- I'm a glass-half-full type of girl. I was diagnosed with type 1 diabetes, grave's disease and celiac disease in 2010 and life-altering allergies in 2013. I believe having a positive attitude is the only way to live with dis-ease. I also believe that life doesn't have to be PERFECT for it to be WONDERFUL. Dis-ease is expensive, so I live a frugal yet healthy lifestyle. This is just my blog; my day-to-day story.
Monday, May 14, 2012
DIABETES SURVIVALIST-How prepared are YOU?
Usually when I think of survivalists, I think of the extremists featured on shows like Doomsday Preppers and a few other survival-type shows I’ve seen briefly in passing. But after developing diabetes in 2010, I started to think of the ‘what ifs’. I never really had any interest in learning about a survivalist lifestyle or mentality. The first time it crossed my mind was last year after a tornado hit nearby and wiped out power in my neighborhood for a good half-day, and it turns out I was one of the luckier ones. I sat there, worried, not opening the refrigerator because my insulin was inside. When your power is out due to an outage like that, you don’t know how long it’s going to be out. An hour? A day? A few days? From that storm, some areas around me went without power for three days. What if that had been my area? What would I have done?
When I think of being a survivalist, I don’t think of it in terms of government conspiracy theories and the like. In fact, it’s not a government shake down or a terrorist attack that I worry about daily; I worry about the things that are more likely to happen to me- being affected by an act of nature, maybe one bigger (think Hurricane Katrina), that may displace me from my home temporarily, or have me without power for a long period of time. There’s a reason I stockpile diabetes supplies as best I can. You never know if something were to happen wherein no one would be able to access pharmacies or get the supplies they need, when they need them. So it’s better to have them now, before you need them. I have stockpiled samples of lancets given to me by doctor’s offices, and also paid full-price cash for extra vials of insulin (nice that it has a lengthy expiration date) and lancets and test strips, just so I have extra on hand. In a previous blog entry, I showed you pictures of my ‘betes stockpile.
Today I bought a book at Barnes & Noble. It’s called How To Survive The End of World As We Know It by James Wesley Rawles. The title sounds a little bit extreme, I know. I liked this book over others I saw because it’s a little less extreme than some of the others (read: less weird). It has a section just about diabetes, and what you can do to keep your insulin cold in the event of a catastrophe. He also talks about the importance of stockpiling your diabetes medications and supplies as best as you are able. There are other chapters that talk about refrigeration, medication, foods to stock up on, and even creating your own “bug out” bag, which is like a big backpack that is pre-packed with necessities in the event you had to leave your house NOW. I will be creating my own version of a ‘diabetes bug-out bag’, filled with insulin, supplies, carbs (glucose tabs, juice boxes), first-aid kit, non-perishable gluten-free foods, and then other essentials that are not diabetes-related, like dog food for my pet. That way, in an emergent situation, I could just grab my bag, run to my fridge and grab the insulin (I always have cooler bags pre-cooled in the freezer for this) and put everything in my bag and get the H* out of the house.
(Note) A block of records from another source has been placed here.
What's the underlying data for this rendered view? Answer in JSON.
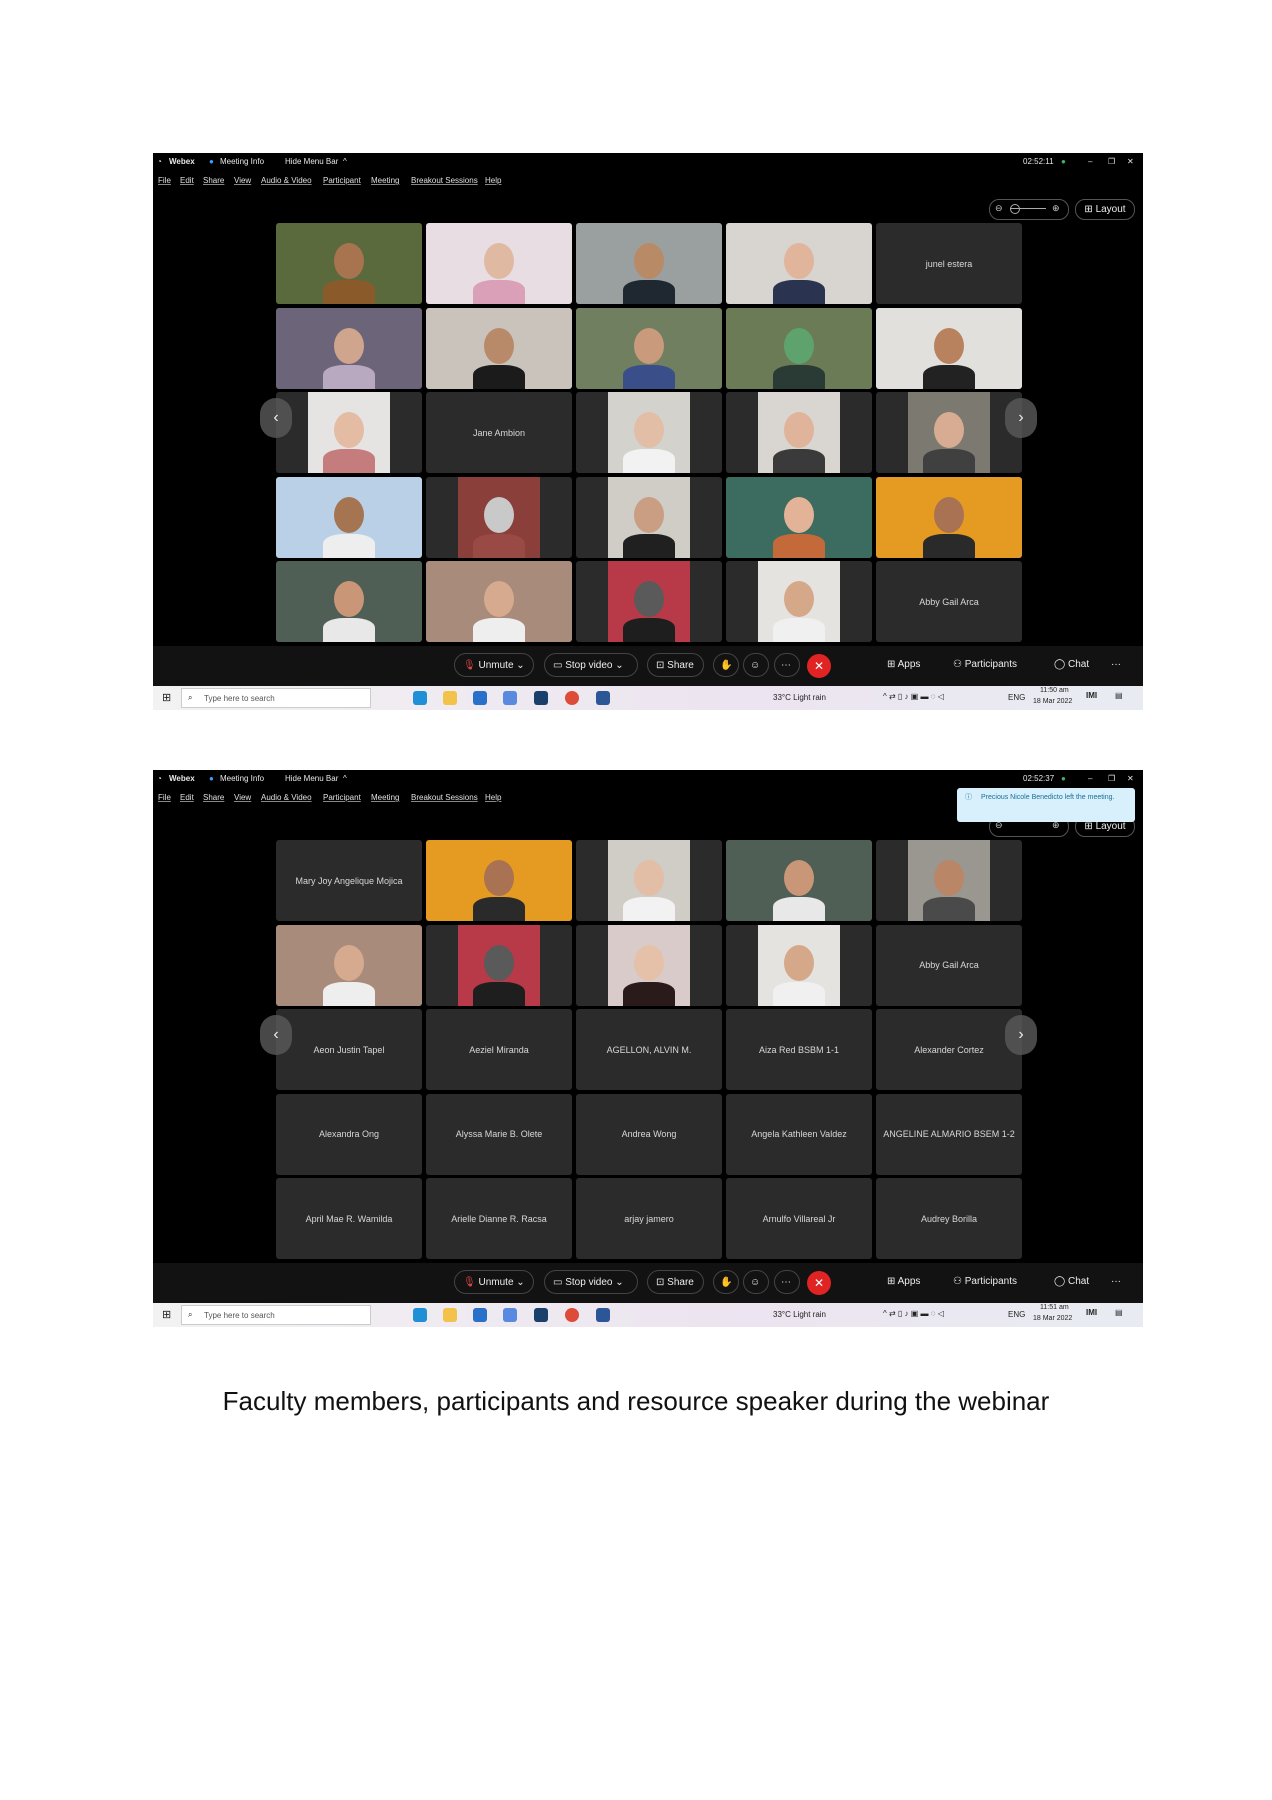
{
  "caption": "Faculty members, participants and resource speaker during the webinar",
  "screens": [
    {
      "title": {
        "app": "Webex",
        "meeting_info": "Meeting Info",
        "hide_menu": "Hide Menu Bar",
        "timer": "02:52:11"
      },
      "menu": [
        "File",
        "Edit",
        "Share",
        "View",
        "Audio & Video",
        "Participant",
        "Meeting",
        "Breakout Sessions",
        "Help"
      ],
      "layout_label": "Layout",
      "toolbar": {
        "unmute": "Unmute",
        "stop_video": "Stop video",
        "share": "Share",
        "apps": "Apps",
        "participants": "Participants",
        "chat": "Chat",
        "more": "···"
      },
      "taskbar": {
        "search_placeholder": "Type here to search",
        "weather": "33°C  Light rain",
        "lang": "ENG",
        "time": "11:50 am",
        "date": "18 Mar 2022"
      },
      "tiles": [
        {
          "kind": "video",
          "bg": "#5b6a3c",
          "skin": "#a7744f",
          "shirt": "#8b5a2b"
        },
        {
          "kind": "video",
          "bg": "#e8dde2",
          "skin": "#e0b9a3",
          "shirt": "#d9a0b8"
        },
        {
          "kind": "video",
          "bg": "#9aa0a0",
          "skin": "#b98a66",
          "shirt": "#1f2730"
        },
        {
          "kind": "video",
          "bg": "#d8d4d0",
          "skin": "#e1b59c",
          "shirt": "#2a3350"
        },
        {
          "kind": "name",
          "name": "junel estera"
        },
        {
          "kind": "video",
          "bg": "#6c6478",
          "skin": "#d0a58d",
          "shirt": "#b8a8c0"
        },
        {
          "kind": "video",
          "bg": "#c9c3bc",
          "skin": "#b88a6a",
          "shirt": "#1b1b1b"
        },
        {
          "kind": "video",
          "bg": "#6f7f60",
          "skin": "#c99a7b",
          "shirt": "#3a4f8a"
        },
        {
          "kind": "video",
          "bg": "#6a7b55",
          "skin": "#5ea36d",
          "shirt": "#2a3a35"
        },
        {
          "kind": "video",
          "bg": "#e2e0dc",
          "skin": "#b8825f",
          "shirt": "#222222"
        },
        {
          "kind": "portrait",
          "bg": "#e6e4e2",
          "skin": "#e4bca3",
          "shirt": "#c47c7c"
        },
        {
          "kind": "name",
          "name": "Jane Ambion"
        },
        {
          "kind": "portrait",
          "bg": "#d4d2cc",
          "skin": "#e2bea6",
          "shirt": "#f2f2f2"
        },
        {
          "kind": "portrait",
          "bg": "#d9d6d2",
          "skin": "#e0b49a",
          "shirt": "#3a3a3a"
        },
        {
          "kind": "portrait",
          "bg": "#7c7a70",
          "skin": "#d7ac92",
          "shirt": "#404040"
        },
        {
          "kind": "video",
          "bg": "#b9d0e6",
          "skin": "#a57552",
          "shirt": "#eeeeee"
        },
        {
          "kind": "portrait",
          "bg": "#8a3f3a",
          "skin": "#c9c9c9",
          "shirt": "#9a4a44"
        },
        {
          "kind": "portrait",
          "bg": "#d0ccc6",
          "skin": "#c99e83",
          "shirt": "#202020"
        },
        {
          "kind": "video",
          "bg": "#3c6b60",
          "skin": "#e3b397",
          "shirt": "#c46a3a"
        },
        {
          "kind": "video",
          "bg": "#e59a22",
          "skin": "#a87253",
          "shirt": "#2a2a2a"
        },
        {
          "kind": "video",
          "bg": "#4f5f55",
          "skin": "#c99777",
          "shirt": "#e8e8e8"
        },
        {
          "kind": "video",
          "bg": "#a88b7a",
          "skin": "#d5aa8e",
          "shirt": "#eeeeee"
        },
        {
          "kind": "portrait",
          "bg": "#b83a48",
          "skin": "#5a5a5a",
          "shirt": "#1e1e1e"
        },
        {
          "kind": "portrait",
          "bg": "#e5e3df",
          "skin": "#d6a88a",
          "shirt": "#f0f0f0"
        },
        {
          "kind": "name",
          "name": "Abby Gail Arca"
        }
      ]
    },
    {
      "title": {
        "app": "Webex",
        "meeting_info": "Meeting Info",
        "hide_menu": "Hide Menu Bar",
        "timer": "02:52:37"
      },
      "menu": [
        "File",
        "Edit",
        "Share",
        "View",
        "Audio & Video",
        "Participant",
        "Meeting",
        "Breakout Sessions",
        "Help"
      ],
      "layout_label": "Layout",
      "toast": "Precious Nicole Benedicto left the meeting.",
      "toolbar": {
        "unmute": "Unmute",
        "stop_video": "Stop video",
        "share": "Share",
        "apps": "Apps",
        "participants": "Participants",
        "chat": "Chat",
        "more": "···"
      },
      "taskbar": {
        "search_placeholder": "Type here to search",
        "weather": "33°C  Light rain",
        "lang": "ENG",
        "time": "11:51 am",
        "date": "18 Mar 2022"
      },
      "tiles": [
        {
          "kind": "name",
          "name": "Mary Joy Angelique Mojica"
        },
        {
          "kind": "video",
          "bg": "#e59a22",
          "skin": "#a87253",
          "shirt": "#2a2a2a"
        },
        {
          "kind": "portrait",
          "bg": "#d0ccc6",
          "skin": "#e2bea6",
          "shirt": "#f2f2f2"
        },
        {
          "kind": "video",
          "bg": "#4f5f55",
          "skin": "#c99777",
          "shirt": "#e8e8e8"
        },
        {
          "kind": "portrait",
          "bg": "#9a9690",
          "skin": "#b98668",
          "shirt": "#4a4a4a"
        },
        {
          "kind": "video",
          "bg": "#a88b7a",
          "skin": "#d5aa8e",
          "shirt": "#eeeeee"
        },
        {
          "kind": "portrait",
          "bg": "#b83a48",
          "skin": "#5a5a5a",
          "shirt": "#1e1e1e"
        },
        {
          "kind": "portrait",
          "bg": "#d9cbc9",
          "skin": "#e6c1a9",
          "shirt": "#2a1a1a"
        },
        {
          "kind": "portrait",
          "bg": "#e5e3df",
          "skin": "#d6a88a",
          "shirt": "#f0f0f0"
        },
        {
          "kind": "name",
          "name": "Abby Gail Arca"
        },
        {
          "kind": "name",
          "name": "Aeon Justin Tapel"
        },
        {
          "kind": "name",
          "name": "Aeziel Miranda"
        },
        {
          "kind": "name",
          "name": "AGELLON, ALVIN M."
        },
        {
          "kind": "name",
          "name": "Aiza Red BSBM 1-1"
        },
        {
          "kind": "name",
          "name": "Alexander Cortez"
        },
        {
          "kind": "name",
          "name": "Alexandra Ong"
        },
        {
          "kind": "name",
          "name": "Alyssa Marie B. Olete"
        },
        {
          "kind": "name",
          "name": "Andrea Wong"
        },
        {
          "kind": "name",
          "name": "Angela Kathleen Valdez"
        },
        {
          "kind": "name",
          "name": "ANGELINE ALMARIO BSEM 1-2"
        },
        {
          "kind": "name",
          "name": "April Mae R. Wamilda"
        },
        {
          "kind": "name",
          "name": "Arielle Dianne R. Racsa"
        },
        {
          "kind": "name",
          "name": "arjay jamero"
        },
        {
          "kind": "name",
          "name": "Arnulfo Villareal Jr"
        },
        {
          "kind": "name",
          "name": "Audrey Borilla"
        }
      ]
    }
  ]
}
I think it’s a good idea for us as PWDs (or really, anyone with any ailment that requires medication or special care) to be prepared for an emergent situation, whatever it may be. This is a good book that I recommend you reviewing for ideas. It’s even available at the library, if you don’t want to buy it, and also available on Amazon for about $11.50. The author is also the founder of the website www.survivalblog.com, which I had never heard of before picking up this book today. This book is, in my opinion, a must-have for every well-prepared family.
I am interested in hearing if anyone else has already started their own version of preparing for any level of crisis, and if so, would you share with us what you’ve done so far? How do you feel about creating a “plan” for these types of situations, or creating a ‘bug-out bag’? Share your thoughts.
I’ll be sure to show you my amateur version of a ‘betes bug-out backpack soon and you can tell me what you think of it (what it needs, doesn’t need, etc.)